This dashboard explores the performance, demographic composition, and spending at Title I schools versus non-Title I schools. Students at Title I schools face heightened socioeconomic barriers and tend to have lower rates of educational achievement compared to their non-Title I peers.
This research shows that spending on the average student at Schoolwide Title I schools is 4% lower on average than at non-Title I schools, after adjusting for other factors that impact funding such as the percentage of students requiring special education services or English language learning services, despite the additional federal Title I funding. Further, demographic factors have a much stronger relationship with academic performance at Title I schools than per-student spending does, which highlights how current student spending methodologies fail to help many students overcome socioeconomic barriers. In other words, Title I funding is not always supplemental and does not sufficiently address the intent to reduce educational inequities and raise student achievement.
State Auditor John Dougall said, “While the Title I program is intended to enhance funding to improve achievement for students who face various disadvantages, frequently that is not the reality. We noted that, after adjusting for various other programs, Title I funding often does not effectively supplement state and local education funding. Funding must be strategically directed if students are to overcome the tyranny of their zip code.”

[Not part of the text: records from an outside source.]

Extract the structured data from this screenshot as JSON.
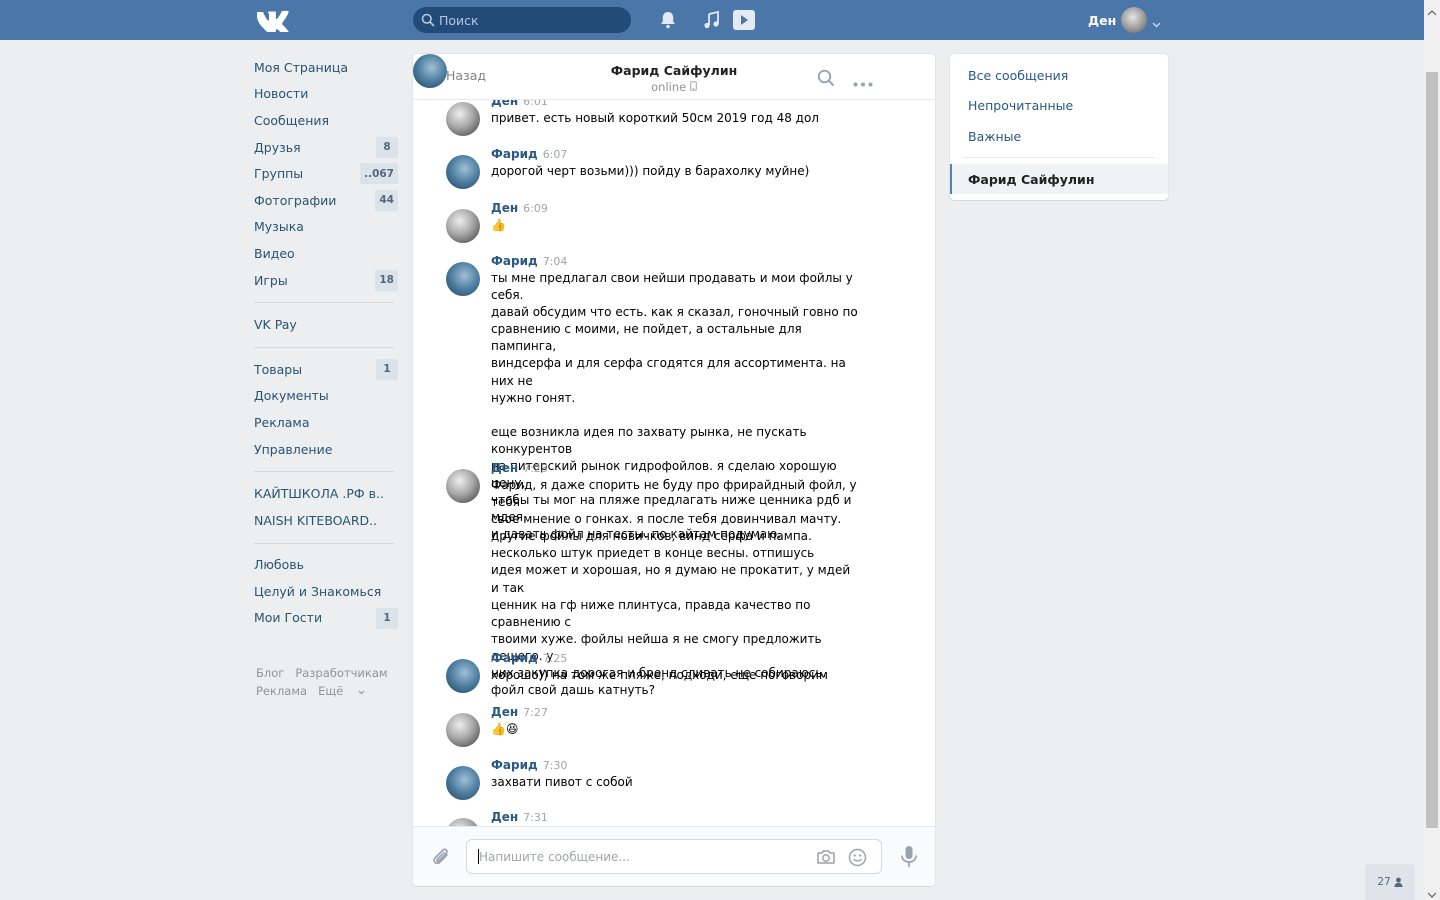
{
  "header": {
    "search_placeholder": "Поиск",
    "user_name": "Ден",
    "brand_color": "#4a76a8"
  },
  "left_menu": {
    "group1": [
      {
        "label": "Моя Страница",
        "icon": "home-icon",
        "count": ""
      },
      {
        "label": "Новости",
        "icon": "news-icon",
        "count": ""
      },
      {
        "label": "Сообщения",
        "icon": "message-icon",
        "count": ""
      },
      {
        "label": "Друзья",
        "icon": "user-icon",
        "count": "8"
      },
      {
        "label": "Группы",
        "icon": "users-icon",
        "count": "..067"
      },
      {
        "label": "Фотографии",
        "icon": "camera-icon",
        "count": "44"
      },
      {
        "label": "Музыка",
        "icon": "music-icon",
        "count": ""
      },
      {
        "label": "Видео",
        "icon": "video-icon",
        "count": ""
      },
      {
        "label": "Игры",
        "icon": "gamepad-icon",
        "count": "18"
      }
    ],
    "group2": [
      {
        "label": "VK Pay",
        "icon": "vkpay-icon",
        "count": ""
      }
    ],
    "group3": [
      {
        "label": "Товары",
        "icon": "bag-icon",
        "count": "1"
      },
      {
        "label": "Документы",
        "icon": "document-icon",
        "count": ""
      },
      {
        "label": "Реклама",
        "icon": "megaphone-icon",
        "count": ""
      },
      {
        "label": "Управление",
        "icon": "gamepad-icon",
        "count": ""
      }
    ],
    "group4": [
      {
        "label": "КАЙТШКОЛА .РФ в..",
        "icon": "users-icon",
        "count": ""
      },
      {
        "label": "NAISH KITEBOARD..",
        "icon": "users-icon",
        "count": ""
      }
    ],
    "group5": [
      {
        "label": "Любовь",
        "icon": "apps-icon",
        "count": ""
      },
      {
        "label": "Целуй и Знакомься",
        "icon": "apps-icon",
        "count": ""
      },
      {
        "label": "Мои Гости",
        "icon": "apps-icon",
        "count": "1"
      }
    ],
    "footer": {
      "blog": "Блог",
      "developers": "Разработчикам",
      "ads": "Реклама",
      "more": "Ещё"
    }
  },
  "chat": {
    "back_label": "Назад",
    "title": "Фарид Сайфулин",
    "status": "online",
    "input_placeholder": "Напишите сообщение...",
    "messages": [
      {
        "author": "Ден",
        "time": "6:01",
        "text": "привет. есть новый короткий 50см 2019 год 48 дол"
      },
      {
        "author": "Фарид",
        "time": "6:07",
        "text": "дорогой черт возьми))) пойду в барахолку муйне)"
      },
      {
        "author": "Ден",
        "time": "6:09",
        "text": "👍"
      },
      {
        "author": "Фарид",
        "time": "7:04",
        "text": "ты мне предлагал свои нейши продавать и мои фойлы у себя.\nдавай обсудим что есть. как я сказал, гоночный говно по\nсравнению с моими, не пойдет, а остальные для пампинга,\nвиндсерфа и для серфа сгодятся для ассортимента. на них не\nнужно гонят.\n\nеще возникла идея по захвату рынка, не пускать конкурентов\nна питерский рынок гидрофойлов. я сделаю хорошую цену,\nчтобы ты мог на пляже предлагать ниже ценника рдб и мдея.\nи давать фойл на тесты. по кайтам подумаю."
      },
      {
        "author": "Ден",
        "time": "7:23",
        "text": "Фарид, я даже спорить не буду про фрирайдный фойл, у тебя\nсвое мнение о гонках. я после тебя довинчивал мачту.\nдругие фойлы для новичков, винд серфа и пампа.\nнесколько штук приедет в конце весны. отпишусь\nидея может и хорошая, но я думаю не прокатит, у мдей и так\nценник на гф ниже плинтуса, правда качество по сравнению с\nтвоими хуже. фойлы нейша я не смогу предложить дешего. у\nних закупка дорогая и бренд сливать не собираюсь.\nфойл свой дашь катнуть?"
      },
      {
        "author": "Фарид",
        "time": "7:25",
        "text": "хорошо)) на том же пляже, подходи, еще поговорим"
      },
      {
        "author": "Ден",
        "time": "7:27",
        "text": "👍😆"
      },
      {
        "author": "Фарид",
        "time": "7:30",
        "text": "захвати пивот с собой"
      },
      {
        "author": "Ден",
        "time": "7:31",
        "text": ""
      }
    ]
  },
  "right_panel": {
    "all_messages": "Все сообщения",
    "unread": "Непрочитанные",
    "important": "Важные",
    "selected_chat": "Фарид Сайфулин"
  },
  "online_friends_count": "27"
}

Project KIDS is a special, in-depth performance audit of public education that integrates financial, operational, and performance data to create interactive visualizations. This informs Utah stakeholders where the money is going in public education so those stakeholders can better determine how well that money is being spent.